Any picture in the data below should be skipped, while every line is repeated exactly.

RECORDS FOR PROCESSING section start

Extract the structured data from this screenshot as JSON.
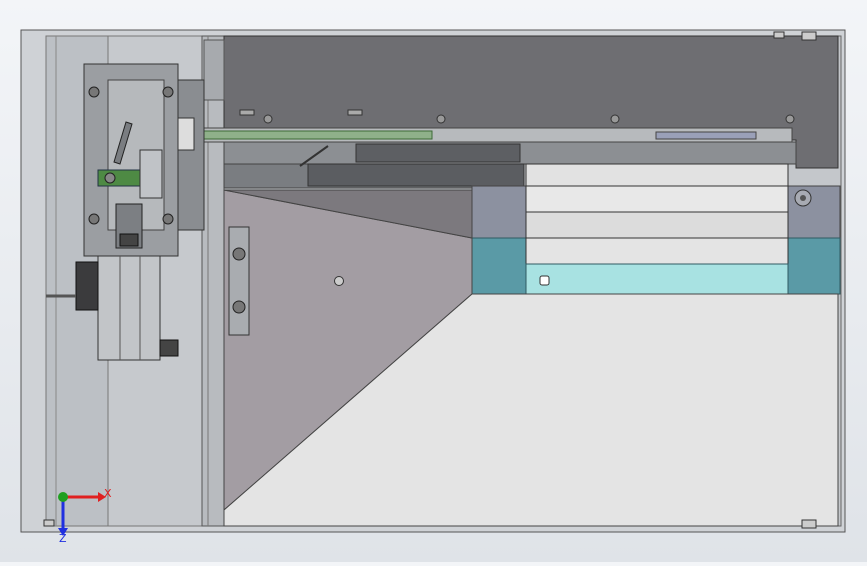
{
  "view": {
    "kind": "cad-assembly-top-view",
    "background": "#e9ecf0",
    "colors": {
      "frame": "#c8cbcf",
      "panel_dark": "#6e6e72",
      "mechanism": "#8f9296",
      "green_bar": "#8fb08a",
      "green_block": "#4e8a44",
      "teal": "#5a9aa6",
      "teal_light": "#a8e2e2",
      "floor": "#e4e4e4",
      "ramp": "#a39da3"
    }
  },
  "triad": {
    "x_label": "X",
    "z_label": "Z",
    "x_color": "#e02020",
    "y_color": "#20a020",
    "z_color": "#2030e0"
  }
}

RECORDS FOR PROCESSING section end

### RESPONSE BELOW
Extract the structured data from this screenshot as JSON.
{
  "view": {
    "kind": "cad-assembly-top-view",
    "background": "#e9ecf0",
    "colors": {
      "frame": "#c8cbcf",
      "panel_dark": "#6e6e72",
      "mechanism": "#8f9296",
      "green_bar": "#8fb08a",
      "green_block": "#4e8a44",
      "teal": "#5a9aa6",
      "teal_light": "#a8e2e2",
      "floor": "#e4e4e4",
      "ramp": "#a39da3"
    }
  },
  "triad": {
    "x_label": "X",
    "z_label": "Z",
    "x_color": "#e02020",
    "y_color": "#20a020",
    "z_color": "#2030e0"
  }
}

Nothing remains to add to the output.